Joining Wolf Cubs as an eight-year-old in 1925 Frank Hamel dedicated his life to Scouting, becoming County Commissioner for Bedfordshire in 1979 and retiring from that role in 1983. Since then he had continued providing active support in the Icknield Scout Fellowship. Recently, we learnt that he had gone home about a month after his ninety-fourth birthday on 19 October in the loving care of his family.
His beginnings in Scouting
Frank’s Scouting career started as a Wolf Cub in London where he was born after his family had moved from Guernsey. Having won a place at Tooting Grammar School he helped to start the 1st Tooting Scout Troop. Speaking in 2008, Frank recalled this with pride,
We had a wonderful time. We ended up with twelve patrols and over seventy Scouts.
They had regular fortnightly camps and he found himself digging long trenches for latrines as found in Scouting for Boys. Camp essentials were as important then as they are now.
Meeting Lord Baden-Powell
In 1937, Frank met the Founder of Scouting, Baden-Powell when he was mobilized along with hundreds of other Scouts to help at the coronation of King George VI on 12 May. He was one of the Scouts who were selling programmes in The Mall when a figure on horseback approached. It was B.-P. himself! He had come to inspect his Scouts and find out where they were from.
Marriage and a POW
Having met his wife-to-be, Betty, while working for London County Council, they were married in January 1941. However, within day he was off on a secret posting to North Africa. As a naval lieutenant, Frank was in put in charge of a boat with three Stornaway fishermen ferrying spies to locations behind the enemy lines. Six months into the mission they were sunk by Italian planes. Having waded ashore near Tobruk they were captured by two Italian nurses and Frank was quickly sent to a German Prisoner of War camp near Hamburg. Skills learnt in Scouting as a boy were quickly put to good use by digging escape tunnels. They also started a clandestine Rover Crew which met once a week under the noses of the guards who were very anti-Scout. Speaking of his release on 10 May 1945, Frank quipped,
I was liberated on 10 May 1945 ready to restart my honeymoon.
Council Employee and MBE
On his return to England, Frank went to work for various town councils in the newly-created post of housing manager at a fraction of the pay he got as a naval lieutenant. On 29 January 1946 it the following announcement was made in the London Gazette,
The King has been graciously pleased to approve the following appointments to the Most Excellent Order of the British Empire:—
To be an Additional Member of the Military Division of the said Most Excellent Order:
Temporary Acting Lieutenant Frank Charles Hamel, R.N.V.R.
For outstanding services whilst a Prisoner of War.
This was quite an unexpected honour for a 29-year-old council employee.
From Bromsgrove to Luton
In Frank’s own words,
Whilst I was at Bromsgrove just after the war, I took over the local Scout Troop as Scout Leader. There were no parents available and they really need help. By then I had made my mark at Gilwell Park, the Scouts training ground and earned my Wood Badge.
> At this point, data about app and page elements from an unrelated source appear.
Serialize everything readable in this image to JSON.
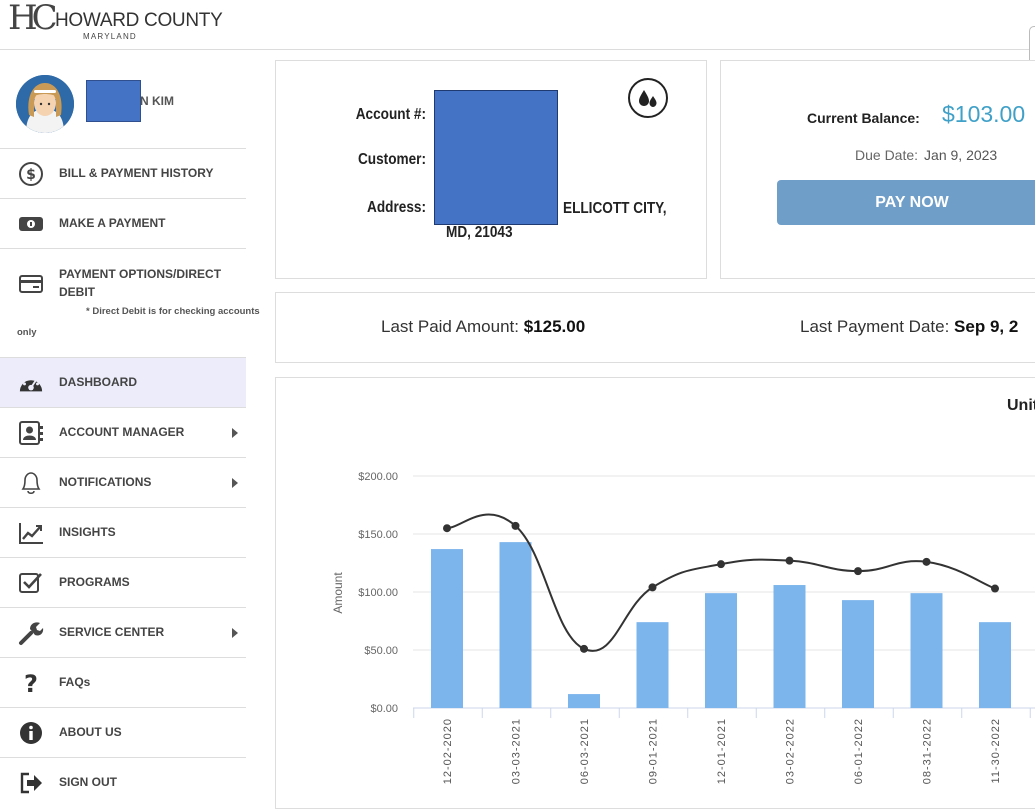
{
  "header": {
    "logo_mono": "HC",
    "org_name": "HOWARD COUNTY",
    "org_state": "MARYLAND"
  },
  "profile": {
    "name_suffix": "N KIM"
  },
  "sidebar": {
    "items": [
      {
        "label": "BILL & PAYMENT HISTORY",
        "icon": "dollar-icon"
      },
      {
        "label": "MAKE A PAYMENT",
        "icon": "cash-icon"
      },
      {
        "label": "PAYMENT OPTIONS/DIRECT DEBIT",
        "icon": "credit-card-icon",
        "note": "* Direct Debit is for checking accounts",
        "note_cont": "only"
      },
      {
        "label": "DASHBOARD",
        "icon": "gauge-icon",
        "active": true
      },
      {
        "label": "ACCOUNT MANAGER",
        "icon": "contact-book-icon",
        "submenu": true
      },
      {
        "label": "NOTIFICATIONS",
        "icon": "bell-icon",
        "submenu": true
      },
      {
        "label": "INSIGHTS",
        "icon": "trend-chart-icon"
      },
      {
        "label": "PROGRAMS",
        "icon": "checkbox-icon"
      },
      {
        "label": "SERVICE CENTER",
        "icon": "wrench-icon",
        "submenu": true
      },
      {
        "label": "FAQs",
        "icon": "question-icon"
      },
      {
        "label": "ABOUT US",
        "icon": "info-icon"
      },
      {
        "label": "SIGN OUT",
        "icon": "sign-out-icon"
      }
    ]
  },
  "account": {
    "account_label": "Account #:",
    "customer_label": "Customer:",
    "address_label": "Address:",
    "address_line1": "ELLICOTT CITY,",
    "address_line2": "MD, 21043",
    "service_icon": "water-drops-icon"
  },
  "balance": {
    "label": "Current Balance:",
    "value": "$103.00",
    "due_label": "Due Date:",
    "due_value": "Jan 9, 2023",
    "pay_button": "PAY NOW",
    "button_color": "#6f9ec9",
    "value_color": "#3fa0c8"
  },
  "last_payment": {
    "amount_label": "Last Paid Amount:",
    "amount_value": "$125.00",
    "date_label": "Last Payment Date:",
    "date_value": "Sep 9, 2"
  },
  "chart_data": {
    "type": "bar",
    "title": "Unit",
    "ylabel": "Amount",
    "xlabel": "",
    "ylim": [
      0,
      200
    ],
    "y_ticks": [
      "$0.00",
      "$50.00",
      "$100.00",
      "$150.00",
      "$200.00"
    ],
    "categories": [
      "12-02-2020",
      "03-03-2021",
      "06-03-2021",
      "09-01-2021",
      "12-01-2021",
      "03-02-2022",
      "06-01-2022",
      "08-31-2022",
      "11-30-2022"
    ],
    "series": [
      {
        "kind": "bar",
        "color": "#7cb5ec",
        "values": [
          137,
          143,
          12,
          74,
          99,
          106,
          93,
          99,
          74
        ]
      },
      {
        "kind": "line",
        "color": "#333333",
        "values": [
          155,
          157,
          51,
          104,
          124,
          127,
          118,
          126,
          103
        ]
      }
    ],
    "grid": true
  }
}
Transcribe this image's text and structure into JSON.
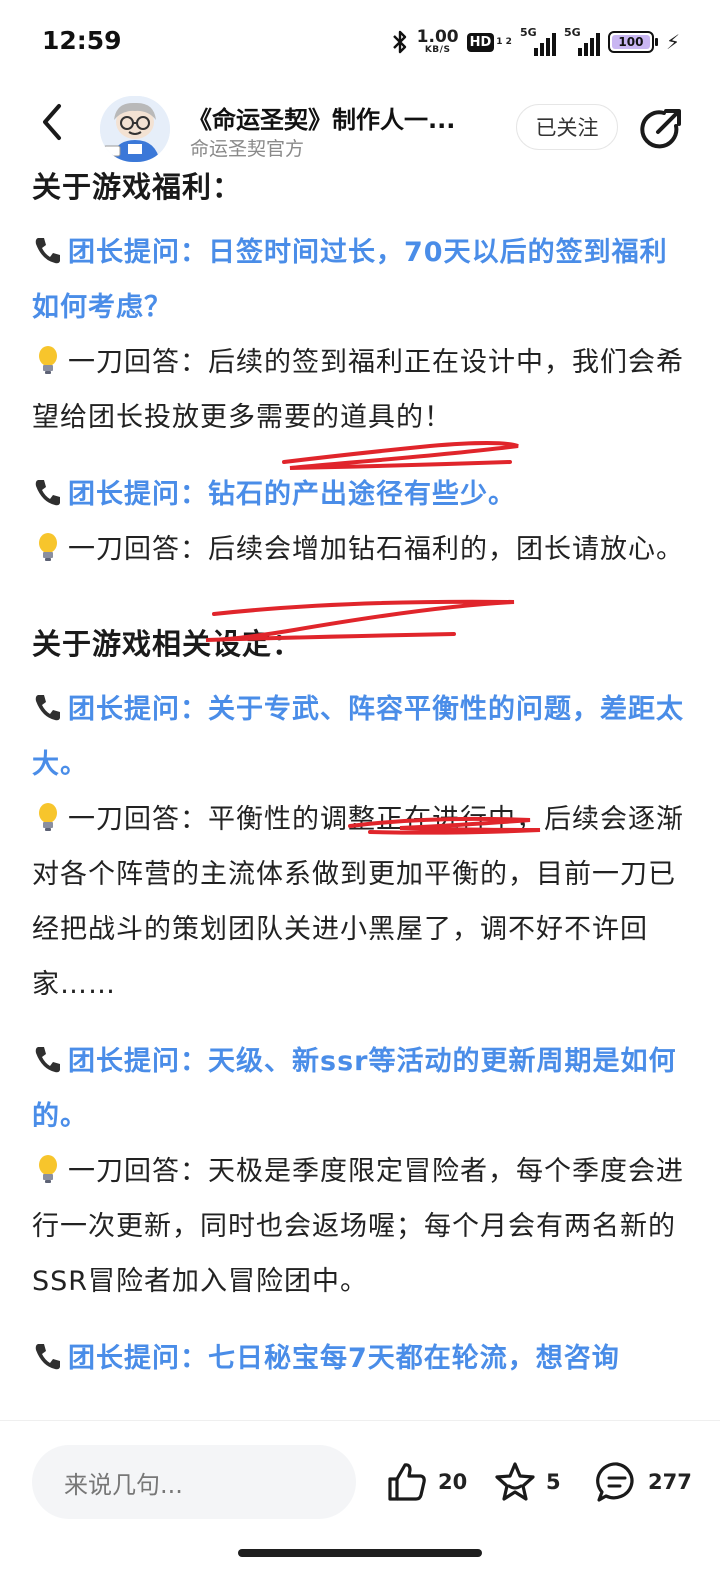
{
  "status_bar": {
    "time": "12:59",
    "net_speed_value": "1.00",
    "net_speed_unit": "KB/S",
    "hd_label": "HD",
    "hd_sub": "1 2",
    "signal_1": "5G",
    "signal_2": "5G",
    "battery": "100"
  },
  "header": {
    "title": "《命运圣契》制作人一...",
    "subtitle": "命运圣契官方",
    "follow_label": "已关注"
  },
  "article": {
    "heading_welfare": "关于游戏福利：",
    "q1": "团长提问：日签时间过长，70天以后的签到福利如何考虑？",
    "a1": "一刀回答：后续的签到福利正在设计中，我们会希望给团长投放更多需要的道具的！",
    "q2": "团长提问：钻石的产出途径有些少。",
    "a2": "一刀回答：后续会增加钻石福利的，团长请放心。",
    "heading_settings": "关于游戏相关设定：",
    "q3": "团长提问：关于专武、阵容平衡性的问题，差距太大。",
    "a3": "一刀回答：平衡性的调整正在进行中，后续会逐渐对各个阵营的主流体系做到更加平衡的，目前一刀已经把战斗的策划团队关进小黑屋了，调不好不许回家……",
    "q4": "团长提问：天级、新ssr等活动的更新周期是如何的。",
    "a4": "一刀回答：天极是季度限定冒险者，每个季度会进行一次更新，同时也会返场喔；每个月会有两名新的SSR冒险者加入冒险团中。",
    "q5_partial": "团长提问：七日秘宝每7天都在轮流，想咨询"
  },
  "bottom_bar": {
    "comment_placeholder": "来说几句...",
    "likes": "20",
    "favorites": "5",
    "comments": "277"
  },
  "colors": {
    "question_blue": "#4a8de8",
    "scribble_red": "#e0252b"
  },
  "icons": [
    "back-icon",
    "avatar",
    "share-icon",
    "phone-icon",
    "bulb-icon",
    "like-icon",
    "star-icon",
    "comment-icon"
  ]
}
Ten years later, on 1 April 1956, I was offered the post of deputy director of housing in Luton responsible for 14,000 council houses and a staff of 240 to look after them. Within 48 hours there was a knock on the door of our Littlefield Road home and Town Commissioner George Waller was there asking me to take over as District Commissioner for Luton’s central division.
I later served as Town Commissioner, then Assistant County Commissioner, and finally County Commissioner before retiring in 1983.
My wife, Betty, never complained. She admitted that she knew when we got married she would have to share me with the Scouts and the Freemasons.
At the time of his death, Frank was a Vice President of Bedfordshire Scouts and a Deputy Lord Lieutenant (he said with a grin that that meant the council members had to stand up when he entered a council chamber). The Scout Association awarded him the Medal of Merit, the bar to the Silver Acorn and the rare distinction of a Silver Wolf for exceptional services to Scouting. Frank is, as far as we are aware the only Scout in the county to have a road named after him just off the A6 in Barton-le-Clay.
The funeral service for Frank Charles Hamel, MBE, DL, will be held in St Mary’s Parish Church, Luton on Monday 12 November 2012 at 11.30 a.m.
Note: This article is based on articles written in 2009 and 2008 by Peter Sutherst, Bedfordshire Scouts, Media Manager.